Tony Reumerman, Trainer and Guide – Asilia Africa
You’re going on Safari, and not sure what to pack. What is essential and what is a waste of space?
Sorting through safari items, especially if one has a 15 kg weight limit on a small plane can be a daunting task, not only for fear of leaving an essential item behind but also for not knowing what will be totally useless on safari.
What to pack for your Safari
Let’s work on what is essential in each one of the following categories;
Meds – Anything that you use daily and need for your well-being is essential!
Measure the quantities you require and pack these in. If you suffer from allergies ensure that you bring appropriate medicine with you, as a safari can be dusty in the dry season and full of bugs and pollen in the wet season. Do not disregard health warnings on Malaria – for those of us guides that have had it because of not using prophylaxis – we describe the symptoms as significantly worse than that of a magnificent hangover.
Toiletries – Don’t load huge commercial bottles, they are often way too much for a few weeks and often leak – decanter these into smaller plastic bottles with screw tops that will last for the duration of your safari; same applies to packing small tubes of tooth paste, small hair brushes and small bottles of contact lens fluid as an example.
Clothing – Do some solid research on the seasonal climate of your safari destination – some areas are high altitude and cool to cold in winter, some are low altitude and hot and humid in summer. So what is essential here! 3 changes of shirts, 2 longs and 2 short trousers, a quality fleece and a windbreaker in the winter – try and avoid thick cottons and wools which are way heavier than some of the more modern fabrics. Light thermal underwear works well for winter nights in a tent as a replacement for regular pajamas. Once you know the daily temperature change and rainfall of your destination you’ll be able to work it out.
Footwear – Unless you’re planning on doing a walking safari and even then, hiking boots are an ‘overkill’. Light synthetic hiking shoes work best as multipurpose safari footwear. Bring sandals with, they’re great for when you’re relaxing back in camp.
Photographic gear, personal gear and gadgets – now this is where things get tricky.
Do not leave the following behind-
- A small powerful LED flashlight and if you’re a serious boy scout a small compact headlamp
- Enough batteries for your trip or a solar charger for gadgets and cameras
- AC plug point converter to 3 prong square (East Africa)
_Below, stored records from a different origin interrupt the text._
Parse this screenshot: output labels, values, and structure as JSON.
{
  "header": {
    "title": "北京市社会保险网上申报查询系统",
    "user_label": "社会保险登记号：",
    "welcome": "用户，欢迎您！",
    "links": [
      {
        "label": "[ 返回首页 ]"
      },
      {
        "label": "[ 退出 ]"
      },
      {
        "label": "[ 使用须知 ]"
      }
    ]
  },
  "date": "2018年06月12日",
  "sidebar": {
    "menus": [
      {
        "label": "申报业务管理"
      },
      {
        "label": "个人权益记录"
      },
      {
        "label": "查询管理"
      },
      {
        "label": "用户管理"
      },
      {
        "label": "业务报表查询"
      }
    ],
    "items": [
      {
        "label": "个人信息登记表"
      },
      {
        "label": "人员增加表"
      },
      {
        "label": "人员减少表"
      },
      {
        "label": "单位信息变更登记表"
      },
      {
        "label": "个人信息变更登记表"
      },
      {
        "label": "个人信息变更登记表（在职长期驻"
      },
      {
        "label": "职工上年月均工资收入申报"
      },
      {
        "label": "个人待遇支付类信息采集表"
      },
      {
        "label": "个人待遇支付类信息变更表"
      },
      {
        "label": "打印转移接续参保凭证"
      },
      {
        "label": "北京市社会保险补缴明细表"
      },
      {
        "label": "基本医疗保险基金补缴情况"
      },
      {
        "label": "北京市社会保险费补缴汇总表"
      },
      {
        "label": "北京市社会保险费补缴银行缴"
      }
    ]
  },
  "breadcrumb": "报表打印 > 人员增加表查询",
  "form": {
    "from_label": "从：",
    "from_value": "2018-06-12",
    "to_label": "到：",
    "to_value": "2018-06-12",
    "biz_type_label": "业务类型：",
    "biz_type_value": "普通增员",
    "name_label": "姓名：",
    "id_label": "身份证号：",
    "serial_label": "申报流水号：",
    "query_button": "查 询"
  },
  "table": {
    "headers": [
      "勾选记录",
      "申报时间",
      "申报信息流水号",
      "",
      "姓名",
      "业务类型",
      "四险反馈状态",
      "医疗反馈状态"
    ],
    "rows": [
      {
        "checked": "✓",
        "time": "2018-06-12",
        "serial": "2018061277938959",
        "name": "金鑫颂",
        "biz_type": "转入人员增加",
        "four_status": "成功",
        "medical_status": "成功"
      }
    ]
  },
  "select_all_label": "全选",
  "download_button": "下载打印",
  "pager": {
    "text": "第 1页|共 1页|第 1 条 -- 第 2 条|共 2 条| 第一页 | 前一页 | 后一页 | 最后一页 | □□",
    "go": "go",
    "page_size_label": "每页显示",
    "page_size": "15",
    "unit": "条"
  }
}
- A digital SLR or a mirror-less cameras with long lens up to 300mm or more
- A point and shoot camera or smartphone
- Chargers and cables and a backup hard drive for your images
- Lightweight binoculars
- A cheap functional wristwatch with an alarm
- An inconspicuous money belt so you can keep your cash with you.
- Dark Sunglasses
- Antibacterial hand gel –great for toilet stop in the wilds
- Lip balm
- SPF 50 Sunblock
- Insect repellent
- A lightweight fabric wide-brimmed hat
- A small lightweight ‘day back pack’ for game drives and walks
- All copies of your travel documents, including travel insurance policy, passport and visa.
That’s it! You are ready to experience the wilderness, hassle and worry free.
Safari Njema !